Entries taken from a collection
================================

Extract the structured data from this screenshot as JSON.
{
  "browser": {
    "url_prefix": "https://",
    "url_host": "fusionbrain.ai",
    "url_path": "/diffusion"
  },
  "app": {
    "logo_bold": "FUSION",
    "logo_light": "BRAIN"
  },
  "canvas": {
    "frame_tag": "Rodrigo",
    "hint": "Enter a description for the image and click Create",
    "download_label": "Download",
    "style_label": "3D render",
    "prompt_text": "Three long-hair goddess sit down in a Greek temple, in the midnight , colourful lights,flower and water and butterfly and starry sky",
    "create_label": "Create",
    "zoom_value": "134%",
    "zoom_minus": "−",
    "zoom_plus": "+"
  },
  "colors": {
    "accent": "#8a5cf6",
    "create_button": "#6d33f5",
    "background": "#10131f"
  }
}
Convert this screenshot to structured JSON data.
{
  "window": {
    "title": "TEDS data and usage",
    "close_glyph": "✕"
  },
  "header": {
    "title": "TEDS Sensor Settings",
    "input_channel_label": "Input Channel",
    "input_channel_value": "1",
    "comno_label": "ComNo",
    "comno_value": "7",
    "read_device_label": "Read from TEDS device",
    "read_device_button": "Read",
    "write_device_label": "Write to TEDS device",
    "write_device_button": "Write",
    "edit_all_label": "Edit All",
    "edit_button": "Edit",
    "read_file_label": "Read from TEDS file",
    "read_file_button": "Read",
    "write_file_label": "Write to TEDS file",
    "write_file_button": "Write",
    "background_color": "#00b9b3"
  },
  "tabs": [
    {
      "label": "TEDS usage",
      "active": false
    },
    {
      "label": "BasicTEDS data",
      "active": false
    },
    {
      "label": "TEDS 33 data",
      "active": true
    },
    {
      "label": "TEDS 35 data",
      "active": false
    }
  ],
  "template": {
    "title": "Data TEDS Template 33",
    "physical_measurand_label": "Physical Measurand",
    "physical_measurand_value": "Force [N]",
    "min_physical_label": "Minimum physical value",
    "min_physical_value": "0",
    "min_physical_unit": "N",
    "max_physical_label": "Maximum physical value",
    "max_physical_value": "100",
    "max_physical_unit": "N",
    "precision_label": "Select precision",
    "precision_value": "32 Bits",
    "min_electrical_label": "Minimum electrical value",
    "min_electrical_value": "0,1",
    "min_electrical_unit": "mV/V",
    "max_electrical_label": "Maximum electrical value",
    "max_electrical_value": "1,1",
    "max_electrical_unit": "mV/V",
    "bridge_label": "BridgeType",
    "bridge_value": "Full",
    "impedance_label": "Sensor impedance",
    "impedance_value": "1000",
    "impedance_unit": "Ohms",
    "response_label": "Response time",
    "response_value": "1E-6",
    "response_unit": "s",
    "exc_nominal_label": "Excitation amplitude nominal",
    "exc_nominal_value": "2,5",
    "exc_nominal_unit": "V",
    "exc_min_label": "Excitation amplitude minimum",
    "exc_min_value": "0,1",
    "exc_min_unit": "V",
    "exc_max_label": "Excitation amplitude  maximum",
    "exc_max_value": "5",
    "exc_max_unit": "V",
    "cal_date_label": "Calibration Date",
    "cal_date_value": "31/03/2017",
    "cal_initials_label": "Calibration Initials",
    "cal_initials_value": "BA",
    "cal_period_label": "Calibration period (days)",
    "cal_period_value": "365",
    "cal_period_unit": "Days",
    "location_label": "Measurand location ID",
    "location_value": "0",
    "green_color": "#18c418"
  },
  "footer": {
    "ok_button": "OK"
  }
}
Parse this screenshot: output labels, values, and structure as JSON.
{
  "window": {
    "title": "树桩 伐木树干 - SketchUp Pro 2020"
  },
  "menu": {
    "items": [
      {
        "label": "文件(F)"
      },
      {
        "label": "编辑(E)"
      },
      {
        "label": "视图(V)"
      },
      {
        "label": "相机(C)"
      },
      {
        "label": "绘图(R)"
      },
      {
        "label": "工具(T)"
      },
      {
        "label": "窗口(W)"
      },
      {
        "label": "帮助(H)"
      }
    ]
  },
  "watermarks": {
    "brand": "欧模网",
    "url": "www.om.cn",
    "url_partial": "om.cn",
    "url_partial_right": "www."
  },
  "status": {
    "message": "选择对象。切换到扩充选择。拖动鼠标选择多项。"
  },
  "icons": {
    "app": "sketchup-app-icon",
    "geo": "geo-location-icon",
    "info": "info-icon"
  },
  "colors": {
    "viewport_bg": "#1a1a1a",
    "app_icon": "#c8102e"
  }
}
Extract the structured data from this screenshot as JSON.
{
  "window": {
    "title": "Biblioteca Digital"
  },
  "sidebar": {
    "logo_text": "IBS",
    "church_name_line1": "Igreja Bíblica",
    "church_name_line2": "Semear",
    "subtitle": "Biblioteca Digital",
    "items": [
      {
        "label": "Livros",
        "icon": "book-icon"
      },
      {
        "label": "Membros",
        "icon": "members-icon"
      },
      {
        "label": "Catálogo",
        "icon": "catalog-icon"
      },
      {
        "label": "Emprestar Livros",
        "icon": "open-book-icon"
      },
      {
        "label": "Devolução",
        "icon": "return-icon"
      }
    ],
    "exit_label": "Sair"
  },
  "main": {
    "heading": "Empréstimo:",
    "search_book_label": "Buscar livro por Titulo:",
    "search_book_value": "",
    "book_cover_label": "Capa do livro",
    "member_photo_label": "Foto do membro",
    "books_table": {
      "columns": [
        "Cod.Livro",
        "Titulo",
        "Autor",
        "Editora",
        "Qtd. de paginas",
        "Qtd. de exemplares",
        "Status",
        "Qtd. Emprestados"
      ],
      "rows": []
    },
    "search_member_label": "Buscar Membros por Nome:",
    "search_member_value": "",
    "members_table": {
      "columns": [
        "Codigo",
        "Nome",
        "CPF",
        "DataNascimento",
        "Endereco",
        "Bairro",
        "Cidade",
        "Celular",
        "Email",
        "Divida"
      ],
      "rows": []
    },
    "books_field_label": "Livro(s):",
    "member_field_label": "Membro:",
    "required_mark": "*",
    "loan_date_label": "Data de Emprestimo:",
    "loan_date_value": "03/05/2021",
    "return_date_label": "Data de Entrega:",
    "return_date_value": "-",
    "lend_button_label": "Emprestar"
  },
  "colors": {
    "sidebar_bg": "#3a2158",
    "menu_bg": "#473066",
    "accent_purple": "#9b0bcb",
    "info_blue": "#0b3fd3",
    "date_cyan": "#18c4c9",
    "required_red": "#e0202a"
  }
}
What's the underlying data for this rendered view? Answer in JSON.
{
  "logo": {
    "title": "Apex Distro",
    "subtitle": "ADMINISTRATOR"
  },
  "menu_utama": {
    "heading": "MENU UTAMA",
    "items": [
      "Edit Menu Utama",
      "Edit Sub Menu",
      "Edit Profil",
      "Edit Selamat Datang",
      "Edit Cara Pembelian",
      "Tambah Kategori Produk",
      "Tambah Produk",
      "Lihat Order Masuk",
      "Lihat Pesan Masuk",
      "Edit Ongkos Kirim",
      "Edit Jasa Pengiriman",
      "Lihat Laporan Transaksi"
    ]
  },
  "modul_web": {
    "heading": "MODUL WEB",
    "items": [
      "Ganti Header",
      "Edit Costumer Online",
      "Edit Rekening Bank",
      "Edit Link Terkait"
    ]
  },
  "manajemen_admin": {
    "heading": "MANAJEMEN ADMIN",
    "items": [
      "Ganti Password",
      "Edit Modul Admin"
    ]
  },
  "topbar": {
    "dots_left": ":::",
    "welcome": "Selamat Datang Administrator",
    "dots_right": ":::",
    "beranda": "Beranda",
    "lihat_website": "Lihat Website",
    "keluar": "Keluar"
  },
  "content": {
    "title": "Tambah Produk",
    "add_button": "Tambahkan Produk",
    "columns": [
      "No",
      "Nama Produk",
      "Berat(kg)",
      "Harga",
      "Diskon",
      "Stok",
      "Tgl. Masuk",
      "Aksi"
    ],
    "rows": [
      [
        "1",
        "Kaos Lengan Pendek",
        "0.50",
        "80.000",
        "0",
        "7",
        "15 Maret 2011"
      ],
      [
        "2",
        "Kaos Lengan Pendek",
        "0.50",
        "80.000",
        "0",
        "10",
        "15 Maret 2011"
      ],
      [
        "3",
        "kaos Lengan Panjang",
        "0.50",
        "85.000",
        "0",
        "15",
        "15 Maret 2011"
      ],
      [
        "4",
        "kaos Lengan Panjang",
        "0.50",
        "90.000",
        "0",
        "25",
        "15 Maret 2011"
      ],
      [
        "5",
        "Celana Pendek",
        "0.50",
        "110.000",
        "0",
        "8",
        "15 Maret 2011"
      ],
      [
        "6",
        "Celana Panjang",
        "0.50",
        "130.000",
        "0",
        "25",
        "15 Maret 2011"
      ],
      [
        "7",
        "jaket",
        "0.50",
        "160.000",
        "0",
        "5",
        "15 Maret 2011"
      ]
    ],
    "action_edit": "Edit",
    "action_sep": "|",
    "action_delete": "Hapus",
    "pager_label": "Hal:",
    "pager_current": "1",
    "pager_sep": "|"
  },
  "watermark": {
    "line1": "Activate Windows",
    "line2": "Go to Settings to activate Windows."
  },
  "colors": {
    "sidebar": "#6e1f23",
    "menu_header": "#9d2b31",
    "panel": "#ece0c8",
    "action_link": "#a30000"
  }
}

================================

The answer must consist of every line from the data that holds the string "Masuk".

      "Lihat Order Masuk",
      "Lihat Pesan Masuk",
      "Tgl. Masuk",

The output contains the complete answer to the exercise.